As a parent, be sure you yourself know ahead of time the chain of command at the school in case your child seems to be having serious difficulty. Serious illness (e.g., “mono”), signs of depression, irresolvable roommate issues, concerns about drugs and alcohol may warrant the involvement of a responsible adult. Although resident assistants are the first in the hierarchy and living closest, they are really at the bottom of the totem pole, so it helps to know the dean, a trusted professor, or an advisor’s name and contact information so that you can give these adults a heads up if you suspect a problem. Only rarely would such a call be warranted without first letting your child know.
The aforesaid dean may not actually be able to tell you how your daughter did on her midterm or whether she has seen a psychologist at the health service unless you, and more specifically, your child have given prior permission in writing for such communication to occur. If your child’s school has such a policy (and all do with respect to medical care), talk with your child ahead of time about being allowed to have access to grades and to a clinician should the need arise. At least during the first year, this can aid in transitioning. Reassure your child that personal, private information (like their sex life) is not what you are concerned about.
Speaking of Sex
Don’t even think of having “That Talk” now. Talk about relationships and how you hope he or she will find friends of both sexes with whom to have a mutually pleasurable, supportive, respectful, and safe relationship. The rest will follow. On the other hand, if you have hesitated about the HPV (Gardasil) immunization for your daughter, now is the time. See: Once Again: New Advice on Vaccines for Teens.
Be sure your child has all prescriptions, knows how and when to use them, and knows how to be responsible for refills. It is also a good idea to be sure he or she can email or call his primary physician back home who can often handle refills and simple questions in a way that is much cozier than starting anew at the health center.
The question often arises: “When should my daughter have a gynecology exam?” In my practice I offer them to all seniors, regardless of sexual orientation or experience. It is far better to have a first pelvic exam in a familiar place with a familiar doctor and with enough time to be relaxed than to experience a cold, impersonal, chaotic ER if a problem arises and student health services are closed.
Of course, college is a time for questioning, experimentation and exploration around religion. On the other hand, many students take some comfort in the familiar rituals of their own traditions and often find adult support through campus religious activities. Know what is available to your child on his campus and encourage participation especially if he or she is not home for the major holidays. Of course, the choice is ultimately theirs but if it’s an important family value, you can bet they are expecting and actually welcome your input.
Remind your child to register to vote either at home or at college and be sure they find out about absentee ballots for important upcoming elections.
OK To Cry

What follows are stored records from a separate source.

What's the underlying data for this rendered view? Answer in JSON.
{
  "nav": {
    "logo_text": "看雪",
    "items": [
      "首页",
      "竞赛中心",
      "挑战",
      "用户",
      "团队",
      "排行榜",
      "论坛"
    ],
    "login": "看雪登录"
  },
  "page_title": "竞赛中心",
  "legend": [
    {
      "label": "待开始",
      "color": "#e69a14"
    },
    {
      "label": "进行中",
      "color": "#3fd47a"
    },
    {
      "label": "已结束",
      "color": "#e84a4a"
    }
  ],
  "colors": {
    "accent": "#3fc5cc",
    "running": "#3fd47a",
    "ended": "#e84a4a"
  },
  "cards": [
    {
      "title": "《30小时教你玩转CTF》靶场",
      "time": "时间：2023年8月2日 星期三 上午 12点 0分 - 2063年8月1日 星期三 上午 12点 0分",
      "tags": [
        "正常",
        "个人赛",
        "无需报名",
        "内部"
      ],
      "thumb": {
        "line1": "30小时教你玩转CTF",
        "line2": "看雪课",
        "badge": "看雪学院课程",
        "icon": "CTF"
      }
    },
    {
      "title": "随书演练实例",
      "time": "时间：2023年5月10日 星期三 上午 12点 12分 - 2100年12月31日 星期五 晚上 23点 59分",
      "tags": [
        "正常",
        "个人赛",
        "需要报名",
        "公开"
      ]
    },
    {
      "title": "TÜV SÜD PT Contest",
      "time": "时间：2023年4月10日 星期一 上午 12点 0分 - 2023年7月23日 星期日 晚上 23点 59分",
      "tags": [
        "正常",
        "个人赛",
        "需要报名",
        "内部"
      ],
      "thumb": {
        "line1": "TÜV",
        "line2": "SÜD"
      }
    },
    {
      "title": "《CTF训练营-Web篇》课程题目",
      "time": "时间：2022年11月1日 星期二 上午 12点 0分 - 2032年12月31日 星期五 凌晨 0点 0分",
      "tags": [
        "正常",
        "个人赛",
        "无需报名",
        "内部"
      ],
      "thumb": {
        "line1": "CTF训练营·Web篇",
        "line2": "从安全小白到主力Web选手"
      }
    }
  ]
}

When you start to panic or when you say goodbye in the parking lot, remember this: They only go to school about 7 out of 12 months and they have lots of breaks. You will see them soon. But, weeping is OK. Weeping is just an expression of your deepest, unconditional love for this child you have nurtured to (almost) adulthood. And if a small part of you rejoices at the lightness of the nest or the relief that you’ve made it this far and so has your child, that’s OK too.